Assignment:
Gather each line containing the string "title" from these entries.

Material for the task:
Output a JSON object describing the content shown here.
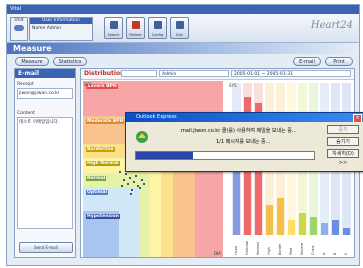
{
  "window": {
    "title": "Vital"
  },
  "toolbar": {
    "unit_label": "Unit",
    "user_info": {
      "header": "User Information",
      "name_row": "Name  Admin"
    },
    "buttons": [
      {
        "label": "Search",
        "icon": "search-icon"
      },
      {
        "label": "Patient",
        "icon": "patient-icon"
      },
      {
        "label": "Config",
        "icon": "config-icon"
      },
      {
        "label": "Exit",
        "icon": "exit-icon"
      }
    ],
    "brand": "Heart24"
  },
  "section": {
    "title": "Measure"
  },
  "nav": {
    "measure": "Measure",
    "statistics": "Statistics",
    "email": "E-mail",
    "print": "Print"
  },
  "email_panel": {
    "title": "E-mail",
    "receipt_label": "Receipt",
    "receipt_value": "jiwon@jiwon.co.kr",
    "content_label": "Content",
    "content_value": "테스트 이메일입니다.",
    "send_button": "Send E-mail"
  },
  "chart_header": {
    "title": "Distribution",
    "cell1": "",
    "cell2": "Admin",
    "cell3": "2005-01-01 ~ 2005-01-31"
  },
  "chart_data": {
    "type": "scatter",
    "zones": [
      {
        "name": "Severe BPH"
      },
      {
        "name": "Moderate BPH"
      },
      {
        "name": "Borderline"
      },
      {
        "name": "High Normal"
      },
      {
        "name": "Normal"
      },
      {
        "name": "Optimal"
      },
      {
        "name": "Hypotension"
      }
    ],
    "bar_values": [
      0.5,
      0.92,
      0.88,
      0.2,
      0.25,
      0.1,
      0.15,
      0.12,
      0.08,
      0.1,
      0.05
    ],
    "bar_colors": [
      "#8899dd",
      "#ee6a6a",
      "#ee6a6a",
      "#f3c14a",
      "#f3c14a",
      "#ffe066",
      "#c9d94a",
      "#9fd36b",
      "#8fb0e6",
      "#6a8fe0",
      "#6a8fe0"
    ],
    "x_labels": [
      "Hypo",
      "Optimal",
      "Normal",
      "High",
      "Border",
      "Mod",
      "Severe",
      "Crisis",
      "A",
      "B",
      "C"
    ],
    "y_unit": "SYS",
    "x_unit": "DIA"
  },
  "dialog": {
    "title": "Outlook Express",
    "message": "mail.jiwon.co.kr 쿨(를) 사용하여 메일을 보내는 중...",
    "status": "1/1 메시지를 보내는 중...",
    "progress": 0.32,
    "buttons": {
      "stop": "중지",
      "hide": "숨기기",
      "details": "자세히(D) >>"
    }
  }
}
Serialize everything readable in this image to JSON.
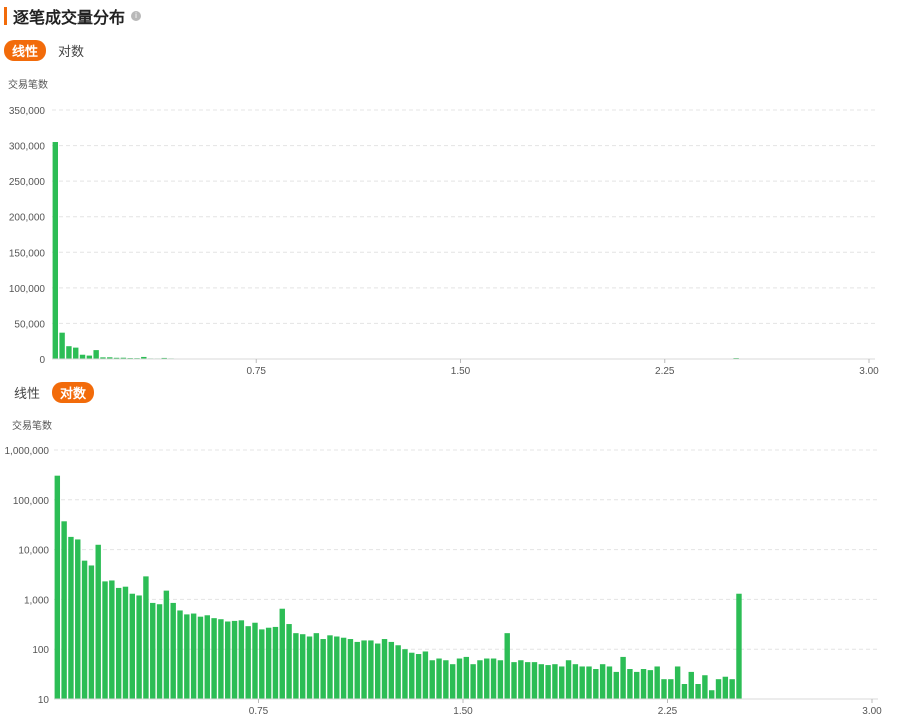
{
  "header": {
    "title": "逐笔成交量分布",
    "info_icon": "info-icon"
  },
  "colors": {
    "accent": "#f26b0a",
    "bar": "#2cbd55",
    "grid": "#e4e4e4",
    "axis_text": "#555555"
  },
  "top_toggle": {
    "linear_label": "线性",
    "log_label": "对数",
    "active": "linear"
  },
  "bottom_toggle": {
    "linear_label": "线性",
    "log_label": "对数",
    "active": "log"
  },
  "chart_data": [
    {
      "type": "bar",
      "scale": "linear",
      "ylabel": "交易笔数",
      "ylim": [
        0,
        350000
      ],
      "yticks": [
        "0",
        "50,000",
        "100,000",
        "150,000",
        "200,000",
        "250,000",
        "300,000",
        "350,000"
      ],
      "xlim": [
        0,
        3.0
      ],
      "xticks": [
        "0.75",
        "1.50",
        "2.25",
        "3.00"
      ],
      "grid": true,
      "bin_width": 0.025,
      "values": [
        305000,
        37000,
        18000,
        16000,
        6000,
        4800,
        12500,
        2300,
        2400,
        1700,
        1800,
        1300,
        1200,
        2900,
        850,
        800,
        1500,
        850,
        600,
        500,
        520,
        450,
        480,
        420,
        400,
        360,
        370,
        380,
        290,
        340,
        250,
        270,
        280,
        650,
        320,
        210,
        200,
        180,
        210,
        160,
        190,
        180,
        170,
        160,
        140,
        150,
        150,
        130,
        160,
        140,
        120,
        100,
        85,
        80,
        90,
        60,
        65,
        60,
        50,
        65,
        70,
        50,
        60,
        65,
        65,
        60,
        210,
        55,
        60,
        55,
        55,
        50,
        48,
        50,
        45,
        60,
        50,
        45,
        45,
        40,
        50,
        45,
        35,
        70,
        40,
        35,
        40,
        38,
        45,
        25,
        25,
        45,
        20,
        35,
        20,
        30,
        15,
        25,
        28,
        25,
        1300
      ]
    },
    {
      "type": "bar",
      "scale": "log",
      "ylabel": "交易笔数",
      "ylim": [
        10,
        1000000
      ],
      "yticks": [
        "10",
        "100",
        "1,000",
        "10,000",
        "100,000",
        "1,000,000"
      ],
      "xlim": [
        0,
        3.0
      ],
      "xticks": [
        "0.75",
        "1.50",
        "2.25",
        "3.00"
      ],
      "grid": true,
      "bin_width": 0.025,
      "values": [
        305000,
        37000,
        18000,
        16000,
        6000,
        4800,
        12500,
        2300,
        2400,
        1700,
        1800,
        1300,
        1200,
        2900,
        850,
        800,
        1500,
        850,
        600,
        500,
        520,
        450,
        480,
        420,
        400,
        360,
        370,
        380,
        290,
        340,
        250,
        270,
        280,
        650,
        320,
        210,
        200,
        180,
        210,
        160,
        190,
        180,
        170,
        160,
        140,
        150,
        150,
        130,
        160,
        140,
        120,
        100,
        85,
        80,
        90,
        60,
        65,
        60,
        50,
        65,
        70,
        50,
        60,
        65,
        65,
        60,
        210,
        55,
        60,
        55,
        55,
        50,
        48,
        50,
        45,
        60,
        50,
        45,
        45,
        40,
        50,
        45,
        35,
        70,
        40,
        35,
        40,
        38,
        45,
        25,
        25,
        45,
        20,
        35,
        20,
        30,
        15,
        25,
        28,
        25,
        1300
      ]
    }
  ]
}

Output:
    "title": "Vital"
    "title": "Measure"
    "title": "E-mail",
    "title": "Distribution",
    "title": "Outlook Express",
    "title": "逐笔成交量分布",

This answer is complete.